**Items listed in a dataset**
=== Section Start ===

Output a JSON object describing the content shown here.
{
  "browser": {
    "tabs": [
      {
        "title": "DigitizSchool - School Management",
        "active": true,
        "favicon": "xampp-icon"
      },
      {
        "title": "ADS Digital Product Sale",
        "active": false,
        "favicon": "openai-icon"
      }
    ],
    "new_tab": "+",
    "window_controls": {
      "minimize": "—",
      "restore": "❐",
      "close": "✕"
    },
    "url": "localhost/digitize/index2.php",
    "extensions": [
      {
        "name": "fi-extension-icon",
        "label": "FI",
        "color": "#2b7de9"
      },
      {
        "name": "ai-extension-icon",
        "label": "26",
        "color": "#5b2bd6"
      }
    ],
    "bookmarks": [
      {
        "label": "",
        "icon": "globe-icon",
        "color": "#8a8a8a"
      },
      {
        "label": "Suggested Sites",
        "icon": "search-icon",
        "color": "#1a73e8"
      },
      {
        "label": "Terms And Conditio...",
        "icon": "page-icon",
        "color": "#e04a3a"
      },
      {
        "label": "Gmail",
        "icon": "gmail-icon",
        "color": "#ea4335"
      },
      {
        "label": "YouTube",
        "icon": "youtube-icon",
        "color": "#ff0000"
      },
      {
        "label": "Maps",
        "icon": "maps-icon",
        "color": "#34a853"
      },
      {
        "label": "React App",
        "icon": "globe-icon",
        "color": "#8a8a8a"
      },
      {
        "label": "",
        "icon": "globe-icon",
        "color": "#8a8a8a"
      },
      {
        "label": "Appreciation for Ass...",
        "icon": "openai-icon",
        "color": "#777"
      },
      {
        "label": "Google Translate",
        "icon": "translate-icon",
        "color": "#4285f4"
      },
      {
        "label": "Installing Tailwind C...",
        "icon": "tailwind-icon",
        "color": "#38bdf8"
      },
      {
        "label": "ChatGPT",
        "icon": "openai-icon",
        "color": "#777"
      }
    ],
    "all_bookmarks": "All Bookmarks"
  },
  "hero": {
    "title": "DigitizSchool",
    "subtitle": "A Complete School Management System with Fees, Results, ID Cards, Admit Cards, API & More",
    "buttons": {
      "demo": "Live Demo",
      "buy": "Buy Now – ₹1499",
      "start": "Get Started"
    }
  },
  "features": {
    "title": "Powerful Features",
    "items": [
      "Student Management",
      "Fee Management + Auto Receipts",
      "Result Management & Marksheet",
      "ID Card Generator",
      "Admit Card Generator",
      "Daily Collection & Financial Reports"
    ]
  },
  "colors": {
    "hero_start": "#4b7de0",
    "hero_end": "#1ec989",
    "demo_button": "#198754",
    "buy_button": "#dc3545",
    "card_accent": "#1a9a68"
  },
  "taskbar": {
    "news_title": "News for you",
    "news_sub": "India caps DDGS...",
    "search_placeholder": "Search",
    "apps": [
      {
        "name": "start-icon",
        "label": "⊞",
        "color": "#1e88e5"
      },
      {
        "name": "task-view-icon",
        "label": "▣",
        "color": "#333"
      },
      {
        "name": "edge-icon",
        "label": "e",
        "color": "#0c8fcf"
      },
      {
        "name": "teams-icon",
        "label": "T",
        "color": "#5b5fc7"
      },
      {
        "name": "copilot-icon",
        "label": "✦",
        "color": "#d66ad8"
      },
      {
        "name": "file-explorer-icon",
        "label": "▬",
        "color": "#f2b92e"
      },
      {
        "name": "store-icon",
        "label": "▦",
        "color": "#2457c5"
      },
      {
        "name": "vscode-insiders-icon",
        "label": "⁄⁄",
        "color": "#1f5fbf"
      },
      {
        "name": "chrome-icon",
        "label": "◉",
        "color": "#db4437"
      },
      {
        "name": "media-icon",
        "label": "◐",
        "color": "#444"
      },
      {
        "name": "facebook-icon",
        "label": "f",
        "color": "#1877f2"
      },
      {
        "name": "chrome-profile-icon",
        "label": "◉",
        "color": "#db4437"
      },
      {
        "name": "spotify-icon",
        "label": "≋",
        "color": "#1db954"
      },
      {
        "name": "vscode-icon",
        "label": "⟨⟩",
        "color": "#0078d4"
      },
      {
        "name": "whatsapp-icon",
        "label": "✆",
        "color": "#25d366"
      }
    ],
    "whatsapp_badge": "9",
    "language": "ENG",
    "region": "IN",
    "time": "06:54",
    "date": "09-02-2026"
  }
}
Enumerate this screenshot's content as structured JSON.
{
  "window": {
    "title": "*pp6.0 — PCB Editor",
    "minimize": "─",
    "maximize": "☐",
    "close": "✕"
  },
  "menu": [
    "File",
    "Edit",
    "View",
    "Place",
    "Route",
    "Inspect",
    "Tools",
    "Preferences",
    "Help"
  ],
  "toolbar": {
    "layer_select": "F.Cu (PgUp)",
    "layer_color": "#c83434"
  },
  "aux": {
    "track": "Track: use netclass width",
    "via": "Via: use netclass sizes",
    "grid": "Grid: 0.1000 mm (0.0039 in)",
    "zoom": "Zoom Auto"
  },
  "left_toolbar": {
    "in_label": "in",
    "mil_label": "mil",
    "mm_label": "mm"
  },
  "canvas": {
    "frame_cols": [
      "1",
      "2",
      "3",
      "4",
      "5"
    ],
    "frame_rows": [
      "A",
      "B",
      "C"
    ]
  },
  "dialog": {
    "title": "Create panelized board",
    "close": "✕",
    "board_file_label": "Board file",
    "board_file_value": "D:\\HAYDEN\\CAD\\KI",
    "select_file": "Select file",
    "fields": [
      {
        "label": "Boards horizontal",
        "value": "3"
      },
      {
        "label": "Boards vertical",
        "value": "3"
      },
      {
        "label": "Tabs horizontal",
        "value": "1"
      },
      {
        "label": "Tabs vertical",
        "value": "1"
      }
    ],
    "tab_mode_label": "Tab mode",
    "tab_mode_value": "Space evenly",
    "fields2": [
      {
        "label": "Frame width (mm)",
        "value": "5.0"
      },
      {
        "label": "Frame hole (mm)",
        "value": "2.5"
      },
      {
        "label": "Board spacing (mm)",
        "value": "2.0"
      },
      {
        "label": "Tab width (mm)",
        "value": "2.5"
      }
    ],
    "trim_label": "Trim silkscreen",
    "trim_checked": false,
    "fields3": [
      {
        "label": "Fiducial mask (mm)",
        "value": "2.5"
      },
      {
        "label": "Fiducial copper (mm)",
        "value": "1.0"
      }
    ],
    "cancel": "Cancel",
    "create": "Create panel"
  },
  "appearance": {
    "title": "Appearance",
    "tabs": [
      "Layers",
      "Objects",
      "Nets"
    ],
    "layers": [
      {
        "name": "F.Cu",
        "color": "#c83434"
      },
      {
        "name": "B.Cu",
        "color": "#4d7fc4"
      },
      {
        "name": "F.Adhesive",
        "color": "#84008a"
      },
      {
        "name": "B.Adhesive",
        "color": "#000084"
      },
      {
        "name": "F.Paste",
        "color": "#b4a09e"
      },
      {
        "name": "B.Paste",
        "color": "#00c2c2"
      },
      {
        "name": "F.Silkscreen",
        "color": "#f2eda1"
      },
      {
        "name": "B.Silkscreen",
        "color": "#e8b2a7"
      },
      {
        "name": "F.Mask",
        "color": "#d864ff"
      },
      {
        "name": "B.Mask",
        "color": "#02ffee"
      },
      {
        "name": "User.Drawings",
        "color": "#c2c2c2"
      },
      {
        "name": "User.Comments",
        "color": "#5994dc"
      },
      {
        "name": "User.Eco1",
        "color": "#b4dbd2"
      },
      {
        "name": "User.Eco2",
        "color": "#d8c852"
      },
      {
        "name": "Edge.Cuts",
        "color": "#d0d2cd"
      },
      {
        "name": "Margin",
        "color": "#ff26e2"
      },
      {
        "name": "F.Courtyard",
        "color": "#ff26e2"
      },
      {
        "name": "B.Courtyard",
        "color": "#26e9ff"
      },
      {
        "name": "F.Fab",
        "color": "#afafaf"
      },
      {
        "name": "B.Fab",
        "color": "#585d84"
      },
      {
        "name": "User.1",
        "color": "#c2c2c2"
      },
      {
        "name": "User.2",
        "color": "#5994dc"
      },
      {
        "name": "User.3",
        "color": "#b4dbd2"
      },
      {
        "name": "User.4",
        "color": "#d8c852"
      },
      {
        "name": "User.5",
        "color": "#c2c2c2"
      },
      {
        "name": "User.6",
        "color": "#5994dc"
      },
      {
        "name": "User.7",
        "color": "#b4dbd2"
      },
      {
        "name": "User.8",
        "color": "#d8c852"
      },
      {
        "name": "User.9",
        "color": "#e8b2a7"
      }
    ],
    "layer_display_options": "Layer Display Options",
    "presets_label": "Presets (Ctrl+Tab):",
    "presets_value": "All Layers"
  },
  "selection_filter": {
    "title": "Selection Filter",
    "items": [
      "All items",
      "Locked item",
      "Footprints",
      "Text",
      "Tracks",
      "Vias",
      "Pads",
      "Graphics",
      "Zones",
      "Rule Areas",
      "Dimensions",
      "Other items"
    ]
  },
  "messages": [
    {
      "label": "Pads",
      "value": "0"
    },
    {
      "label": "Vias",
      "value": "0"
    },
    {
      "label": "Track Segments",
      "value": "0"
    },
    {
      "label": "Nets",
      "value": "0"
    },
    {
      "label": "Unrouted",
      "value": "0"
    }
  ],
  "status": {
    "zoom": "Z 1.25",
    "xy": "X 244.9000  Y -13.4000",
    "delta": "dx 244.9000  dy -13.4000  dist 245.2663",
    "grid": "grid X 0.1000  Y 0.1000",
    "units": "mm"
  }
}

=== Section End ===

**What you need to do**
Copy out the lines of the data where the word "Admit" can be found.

**Response**
    "subtitle": "A Complete School Management System with Fees, Results, ID Cards, Admit Cards, API & More",
      "Admit Card Generator",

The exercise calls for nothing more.